The Chrysler Norseman featured many innovative technical solutions for the time. All major body panels on the car were made of aluminum as a result of research in advanced structural techniques to reduce weight. It had a sharply sloping hood, upswept tail fins and a covered, smooth underbody for aerodynamic efficiency. The chief designer of the technical office Sergio Coggiola was part of the working group of Ghia, who in 1966 founded its own company and to whom we owe the resolution of the biggest problem: that of creating a roof which had no posts or pillars. This was accomplished by means of structural cantilever archs which curved upward from the rear of the frame and over the passenger compartment of the car. Glass surrounding the passenger compartment was uninterrupted (using the Visotal system, already seen on Castagna’s models) with the exception of the two archs of steel curving upward in the rear. The same criticality was faced by Coggiola for the construction of the Ferrari 212 Inter “Uovo”, built by Carrozzeria Fontana for the driver Giannino Marzotto for the 1951 Mille Miglia. In addition there was a 12 square foot panel of glass in the roof that was power operated and slid forward leaving the roof over the rear seat area open.

Over-all the smoothness of the car was enhanced by concealed automatic headlights, door handles, and concealed trunk lid opening device. Other innovations modern for the time, were the powered adjustable seats, automatic petrol cap, the PowerFlite automatic gearbox with steering wheel controls used in all Imperial cars, interior lighting with diffused light and the radio integrated in the central tunnel of the dashboard. Color of the car was two-tone metallic green with a touch of red inside the flared wheel openings.

5.8 meters long, 2 wide and 1.4 high, the Chrysler Norseman did not boast major mechanical innovations, being equipped with a classic V8 Hemi of 5.4 liters and 235 hp similar to that mounted on the Chrysler 300C in 1957.

(adsbygoogle = window.adsbygoogle || []).push({});

The disaster

Rammed by the Swedish ship Stockholm, the ocean liner tragically sank on July 26, taking dozens of victims and the Chrysler concept car to the seabed. The same day of the sinking Chrysler issued an official statement for the loss of the concept car which, however, was no longer rebuilt, therefore the Chrysler Norseman was not unveiled to the public or ever produced in series.

Photo courtesy of Harry Trask

Turin bodywork Ghia in 1961 resumed its line and many of the technical solutions for the construction of the Dodge Flitewing and Chrysler TurboFlite concept cars.
But Chrysler never used the cantilevered roof design in any subsequent vehicle.

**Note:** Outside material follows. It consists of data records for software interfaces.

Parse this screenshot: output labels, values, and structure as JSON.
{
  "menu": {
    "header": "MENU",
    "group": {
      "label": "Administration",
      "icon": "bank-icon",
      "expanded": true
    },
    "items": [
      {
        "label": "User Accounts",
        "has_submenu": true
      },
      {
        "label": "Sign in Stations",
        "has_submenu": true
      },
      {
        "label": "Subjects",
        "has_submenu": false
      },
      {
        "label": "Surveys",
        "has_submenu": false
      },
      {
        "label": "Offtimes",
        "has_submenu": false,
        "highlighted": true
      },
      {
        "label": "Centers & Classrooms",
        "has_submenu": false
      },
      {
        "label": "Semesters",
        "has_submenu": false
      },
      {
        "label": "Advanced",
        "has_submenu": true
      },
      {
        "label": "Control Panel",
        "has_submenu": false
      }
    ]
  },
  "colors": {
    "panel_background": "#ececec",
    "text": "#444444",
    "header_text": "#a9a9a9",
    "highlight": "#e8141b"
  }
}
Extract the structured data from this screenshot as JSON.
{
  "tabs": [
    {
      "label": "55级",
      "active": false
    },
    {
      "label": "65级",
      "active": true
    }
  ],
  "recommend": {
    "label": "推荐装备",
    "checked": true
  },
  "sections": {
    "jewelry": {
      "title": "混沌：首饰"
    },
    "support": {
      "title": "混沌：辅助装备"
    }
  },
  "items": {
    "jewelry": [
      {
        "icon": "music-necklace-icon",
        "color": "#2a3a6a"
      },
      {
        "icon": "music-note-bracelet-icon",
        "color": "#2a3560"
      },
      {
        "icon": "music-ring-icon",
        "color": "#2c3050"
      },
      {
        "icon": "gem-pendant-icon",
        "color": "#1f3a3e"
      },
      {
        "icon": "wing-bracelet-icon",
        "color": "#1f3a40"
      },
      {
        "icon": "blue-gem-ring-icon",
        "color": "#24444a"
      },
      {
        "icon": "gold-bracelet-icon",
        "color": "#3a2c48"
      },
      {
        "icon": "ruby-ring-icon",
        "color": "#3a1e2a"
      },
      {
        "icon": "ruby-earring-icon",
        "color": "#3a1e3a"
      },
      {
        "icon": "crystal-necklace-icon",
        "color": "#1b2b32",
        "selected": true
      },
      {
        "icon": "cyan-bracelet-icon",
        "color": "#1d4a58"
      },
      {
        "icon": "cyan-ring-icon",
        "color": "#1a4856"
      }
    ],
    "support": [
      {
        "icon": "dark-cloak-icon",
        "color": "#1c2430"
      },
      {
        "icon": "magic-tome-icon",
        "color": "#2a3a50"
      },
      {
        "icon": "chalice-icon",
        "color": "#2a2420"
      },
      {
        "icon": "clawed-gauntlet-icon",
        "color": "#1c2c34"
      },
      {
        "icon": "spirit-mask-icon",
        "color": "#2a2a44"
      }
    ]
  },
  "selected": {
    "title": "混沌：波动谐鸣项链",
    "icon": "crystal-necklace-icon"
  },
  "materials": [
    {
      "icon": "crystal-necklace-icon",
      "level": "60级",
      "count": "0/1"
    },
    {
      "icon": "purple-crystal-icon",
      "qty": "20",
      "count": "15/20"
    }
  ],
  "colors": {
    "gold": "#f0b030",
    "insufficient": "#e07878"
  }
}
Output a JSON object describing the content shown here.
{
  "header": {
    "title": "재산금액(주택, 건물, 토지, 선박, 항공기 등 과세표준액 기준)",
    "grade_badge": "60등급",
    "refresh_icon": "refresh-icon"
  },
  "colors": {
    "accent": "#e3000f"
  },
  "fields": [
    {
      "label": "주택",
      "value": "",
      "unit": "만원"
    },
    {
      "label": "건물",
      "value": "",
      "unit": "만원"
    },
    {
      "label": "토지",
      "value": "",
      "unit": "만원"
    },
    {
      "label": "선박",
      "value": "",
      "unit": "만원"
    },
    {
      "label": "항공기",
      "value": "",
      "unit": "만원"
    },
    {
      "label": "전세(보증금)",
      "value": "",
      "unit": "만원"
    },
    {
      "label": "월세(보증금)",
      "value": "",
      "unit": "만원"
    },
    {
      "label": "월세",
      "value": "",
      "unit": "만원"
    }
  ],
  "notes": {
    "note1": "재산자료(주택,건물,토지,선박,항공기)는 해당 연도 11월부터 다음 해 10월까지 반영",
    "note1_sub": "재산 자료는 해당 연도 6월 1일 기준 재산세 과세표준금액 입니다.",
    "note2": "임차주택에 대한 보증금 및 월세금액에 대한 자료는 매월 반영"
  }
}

Despite numerous attempts to bring to the surface the treasures sunk with the Andrea Doria, it has not yet been possible to recover it from the hold of the wreck.


After almost 65 years, the Norseman is probably not there anymore, under 75 meters of water on the bottom of the Atlantic off the coast of Massachusetts (40 ° 30′N 69 ° 53′E / 40.5 -69.883).

A diver named Bright was one of the last people to pay homage to the Norseman in 1994. As he stated, the car was in cargo hold number 2 packed in a crate which had completely disintegrated, leaving the Norseman in very poor conditions. The tires were the only element which helped with the cars identification. Considering that 25 years have passed, no one else will be lucky enough to see the remains of this prototype involved in this tragedy.

Leave a comment

Make an offer

Offer an price, more info or anything you want

[contact-form-7 404 "Not Found"]